Florida Landlord Tenant Rights (What You Need to Know)
Important information for Florida landlords regarding tenant rights. Learn how you may be affected.
Are you a landlord located in Miami Dade County? If so, the Miami Dade County Board of County Commissions just passed a law concerning tenant’s rights that may affect your obligations as a landlord.
Read below to see how these new laws affect landlords.
Florida Landlord Tenant Rights: What Changed
The new Florida ordinance incorporated existing laws that protected tenants and provided new protections.
The following is a non-exhaustive list of certain rights and obligations of the landlord and tenant:
- If a lease does not provide for a specific duration, landlords and tenants must give at least 60 days’ written notice if either chooses to terminate the tenancy.
- A landlord may not inquire about or require disclosure from a prospective or current tenant regarding their eviction history on an application to occupy a dwelling. However, the landlord is not prohibited from conducting a residential screening through a credited consumer reporting agency.
- A landlord cannot take adverse action against a tenant who makes repairs for health and safety reasons and deducts the cost from their rent as long as the tenant follows certain parameters.
- After the commencement or renewal of a tenancy, the landlord must provide each tenant with a Notice of Tenant Rights within 10 days. The tenant must review, sign, date, and return the notice to the landlord within 7 days of receipt. They must also receive a copy of their tenant’s records. If the tenant does not timely sign the notice, the landlord must make two attempts to acquire the tenant’s signature and document these attempts.

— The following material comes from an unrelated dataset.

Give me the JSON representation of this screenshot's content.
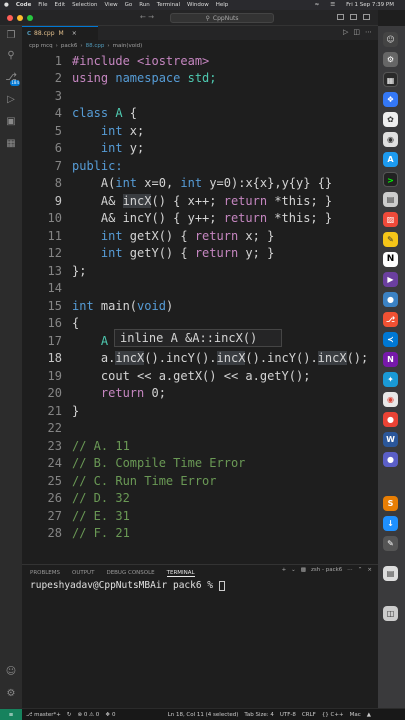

- A landlord cannot terminate or interrupt any utility service, including but not limited to water, heat, light, electricity, and gas. Whether or not the landlord controls the utility service.
- If a landlord is delinquent in paying any monetary obligation to the condominium association, and the tenant pays that obligation, it is unlawful to attempt to collect rent payments from the tenant until the landlord fully repays the tenant.
- If a landlord proposes to increase the rental rate by more than five percent, the landlord must provide a minimum of 60 days written notice before the tenant accepts, rejects, or reaches a compromise.
Need Professional Help? Talk to a Florida Landlord Tenant Attorney
These changes are significant, and every landlord in Miami-Dade County should understand these new rules.
Ensure you comply with all applicable statutes, ordinances, and regulations. Contact our office for a consultation with one of our trusted attorneys or call (305) 600-3816.